It is with the utmost sadness that I comment on the passing of Ed Koch, and I wish only “All the best”—Ed’s noted phrase—to his family, devoted staff, and friends. The only answer now to his legendary “How’m I doing?” question he asked almost everyone on the street he met him is, “Ed, you did great.”
Ed was candid, funny, studious, and mission driven. His conversations with Bella Abzug were legendary. You could hear Bella’s screech over the phone in the next room, where we the staff were, while Ed would calmly ask her, before Ed himself ran for Mayor, “Bella, how is it sexist for me to support another woman, Bess Myerson, for Mayor?” (Bella was also running). It was a case of two liberals locking horns. Ed considered himself a practical liberal; Bella would take positions regardless of the likelihood of success.

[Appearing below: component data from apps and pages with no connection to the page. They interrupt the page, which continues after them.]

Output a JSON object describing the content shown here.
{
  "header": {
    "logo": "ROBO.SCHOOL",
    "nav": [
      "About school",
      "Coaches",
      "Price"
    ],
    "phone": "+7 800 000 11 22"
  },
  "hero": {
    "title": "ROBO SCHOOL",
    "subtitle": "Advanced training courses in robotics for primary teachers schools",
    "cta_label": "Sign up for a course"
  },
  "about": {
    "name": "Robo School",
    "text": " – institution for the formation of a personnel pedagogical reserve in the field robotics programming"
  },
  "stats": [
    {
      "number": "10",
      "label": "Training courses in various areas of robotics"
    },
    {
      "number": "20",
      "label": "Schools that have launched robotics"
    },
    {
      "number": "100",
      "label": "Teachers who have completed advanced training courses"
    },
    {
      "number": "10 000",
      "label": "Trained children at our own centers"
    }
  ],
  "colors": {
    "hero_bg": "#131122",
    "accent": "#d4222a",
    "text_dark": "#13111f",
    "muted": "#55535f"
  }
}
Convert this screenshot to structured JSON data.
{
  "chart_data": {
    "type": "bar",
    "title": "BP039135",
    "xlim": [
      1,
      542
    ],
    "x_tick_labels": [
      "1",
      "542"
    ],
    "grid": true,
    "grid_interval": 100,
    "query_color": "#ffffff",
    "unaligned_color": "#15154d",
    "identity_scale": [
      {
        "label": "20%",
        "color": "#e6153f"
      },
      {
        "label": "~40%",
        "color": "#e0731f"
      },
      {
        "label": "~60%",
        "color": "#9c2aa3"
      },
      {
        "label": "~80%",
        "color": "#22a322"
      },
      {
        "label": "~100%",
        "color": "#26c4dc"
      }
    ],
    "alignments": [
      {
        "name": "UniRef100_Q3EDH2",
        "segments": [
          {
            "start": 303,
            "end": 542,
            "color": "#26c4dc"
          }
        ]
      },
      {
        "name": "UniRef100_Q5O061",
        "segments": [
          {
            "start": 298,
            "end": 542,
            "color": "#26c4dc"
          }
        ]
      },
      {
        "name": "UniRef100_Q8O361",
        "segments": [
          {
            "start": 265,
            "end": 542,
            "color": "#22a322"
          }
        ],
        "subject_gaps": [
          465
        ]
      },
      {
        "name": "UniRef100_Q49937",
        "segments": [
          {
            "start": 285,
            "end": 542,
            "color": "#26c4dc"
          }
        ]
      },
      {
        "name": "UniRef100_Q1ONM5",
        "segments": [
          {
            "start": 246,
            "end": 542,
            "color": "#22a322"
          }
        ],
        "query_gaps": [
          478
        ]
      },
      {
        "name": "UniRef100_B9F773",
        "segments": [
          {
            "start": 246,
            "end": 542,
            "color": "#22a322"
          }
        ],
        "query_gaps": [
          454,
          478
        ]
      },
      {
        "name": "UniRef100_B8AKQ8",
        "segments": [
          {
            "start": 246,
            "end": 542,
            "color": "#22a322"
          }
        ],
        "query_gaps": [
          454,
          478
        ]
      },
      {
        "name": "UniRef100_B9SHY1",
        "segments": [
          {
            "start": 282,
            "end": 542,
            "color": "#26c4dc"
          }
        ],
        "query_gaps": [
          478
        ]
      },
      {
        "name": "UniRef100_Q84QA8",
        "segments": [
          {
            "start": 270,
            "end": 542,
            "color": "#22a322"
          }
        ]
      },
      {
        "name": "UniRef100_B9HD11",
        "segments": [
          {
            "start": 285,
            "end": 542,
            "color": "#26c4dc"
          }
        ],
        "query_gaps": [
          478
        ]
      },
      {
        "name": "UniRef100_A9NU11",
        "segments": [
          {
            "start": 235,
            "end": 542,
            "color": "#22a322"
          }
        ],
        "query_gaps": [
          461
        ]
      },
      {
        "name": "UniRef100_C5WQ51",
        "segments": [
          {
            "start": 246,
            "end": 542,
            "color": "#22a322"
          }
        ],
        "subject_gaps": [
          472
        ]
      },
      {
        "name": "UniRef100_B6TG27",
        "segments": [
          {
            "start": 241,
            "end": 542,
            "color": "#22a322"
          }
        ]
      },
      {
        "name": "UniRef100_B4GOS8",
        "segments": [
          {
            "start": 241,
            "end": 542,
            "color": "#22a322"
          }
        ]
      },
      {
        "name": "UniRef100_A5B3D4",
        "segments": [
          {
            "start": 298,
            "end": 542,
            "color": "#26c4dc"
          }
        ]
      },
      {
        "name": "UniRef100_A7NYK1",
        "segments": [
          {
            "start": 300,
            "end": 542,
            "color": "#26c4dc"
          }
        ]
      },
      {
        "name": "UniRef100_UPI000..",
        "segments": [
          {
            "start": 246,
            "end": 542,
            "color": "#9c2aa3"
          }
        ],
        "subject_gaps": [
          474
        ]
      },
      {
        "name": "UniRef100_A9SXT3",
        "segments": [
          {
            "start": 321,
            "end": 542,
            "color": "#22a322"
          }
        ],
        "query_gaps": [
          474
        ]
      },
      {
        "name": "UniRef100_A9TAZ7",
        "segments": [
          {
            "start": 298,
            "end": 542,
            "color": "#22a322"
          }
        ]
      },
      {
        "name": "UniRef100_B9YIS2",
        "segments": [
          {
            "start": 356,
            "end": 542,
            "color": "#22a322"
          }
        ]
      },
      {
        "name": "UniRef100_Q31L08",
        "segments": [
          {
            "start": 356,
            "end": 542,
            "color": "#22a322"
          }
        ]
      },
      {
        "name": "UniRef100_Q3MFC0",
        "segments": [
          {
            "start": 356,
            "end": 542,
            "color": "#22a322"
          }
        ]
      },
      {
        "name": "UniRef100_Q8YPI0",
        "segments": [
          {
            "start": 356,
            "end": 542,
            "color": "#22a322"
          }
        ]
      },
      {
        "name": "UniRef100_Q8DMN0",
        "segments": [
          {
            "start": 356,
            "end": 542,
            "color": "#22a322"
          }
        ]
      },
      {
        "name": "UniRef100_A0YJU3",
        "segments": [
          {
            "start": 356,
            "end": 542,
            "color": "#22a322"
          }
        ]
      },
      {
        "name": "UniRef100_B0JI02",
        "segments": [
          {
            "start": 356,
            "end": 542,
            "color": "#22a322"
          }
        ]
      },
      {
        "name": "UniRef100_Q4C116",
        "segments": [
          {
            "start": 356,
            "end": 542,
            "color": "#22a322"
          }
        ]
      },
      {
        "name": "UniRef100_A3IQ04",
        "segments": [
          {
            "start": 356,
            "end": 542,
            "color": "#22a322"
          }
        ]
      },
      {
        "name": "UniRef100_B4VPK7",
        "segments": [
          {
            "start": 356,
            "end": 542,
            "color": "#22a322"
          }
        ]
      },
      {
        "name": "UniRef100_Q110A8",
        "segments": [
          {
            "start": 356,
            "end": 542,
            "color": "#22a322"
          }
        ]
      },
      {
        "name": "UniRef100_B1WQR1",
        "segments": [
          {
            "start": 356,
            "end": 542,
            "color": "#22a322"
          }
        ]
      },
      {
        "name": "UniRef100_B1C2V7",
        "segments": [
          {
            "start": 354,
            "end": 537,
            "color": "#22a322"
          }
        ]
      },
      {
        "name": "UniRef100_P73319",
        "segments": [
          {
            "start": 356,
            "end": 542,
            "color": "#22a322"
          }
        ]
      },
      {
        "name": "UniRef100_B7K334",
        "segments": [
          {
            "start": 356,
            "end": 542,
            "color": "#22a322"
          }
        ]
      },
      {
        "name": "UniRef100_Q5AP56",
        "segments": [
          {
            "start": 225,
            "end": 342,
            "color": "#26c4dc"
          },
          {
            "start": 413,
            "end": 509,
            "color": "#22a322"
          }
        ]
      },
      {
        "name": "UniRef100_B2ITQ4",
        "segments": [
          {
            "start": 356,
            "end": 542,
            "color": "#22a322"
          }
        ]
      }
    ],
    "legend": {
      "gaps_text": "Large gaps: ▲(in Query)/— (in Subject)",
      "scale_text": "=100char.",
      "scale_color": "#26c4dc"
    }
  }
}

I was Ed’s Washington Legislative Assistant when he was a Member of Congress. We worked together on his successful legislation to expand home health alternatives to nursing homes, stop dangerously oversized trucks from interstate highway travel, better audit contractors doing federal business, and provide incentives to the Soviet Union to allow more religious freedom, among many other issues as well as daily House floor votes. We also had dinner regularly. In Congress, Ed did not hesitate to take on difficult issues—he beat the big truck lobby 252-159 when his amendment passed stopping oversized trucks from Interstate Highway travel.
Ed had enormous impact on President Obama’s Israel policy after the President said in May, 2011 that Israel should return to the 1967 borders. Raising that statement as the reason why, Ed supported a Republican candidate for Congress, Bob Turner, in a special election when Anthony Weiner resigned – Turner won the seat that had been Democratic for years. Ed made his views known to the White House, and shortly thereafter, the President made a strong pro-Israel speech at the United Nations defending Israel’s right to do what it needs to defend itself. After that, Ed then endorsed the President’s reelection and campaigned for him, including visits and speeches in Florida
Ed was amazingly effective and studious, and he got his dream job as Mayor after missing the first time.
We stayed friends. After he left Congress and while I then worked in other Hill positions and the White House, I visited him in City Hall when he became Mayor, we spoke and emailed regularly and co-authored three opeds together in the last few years. My wife and I had dinner with him at Sardi’s in New York under his photo a couple years ago – we have a picture of that on my wall.
To the end, he loved doing movie reviews and political issue commentaries and sending those to his thousands of friends. He still did TV and radio interviews which remained in his candid, earthy, substantive style. I will miss him, as will all his friends. (Source: Robert Weiner Associates)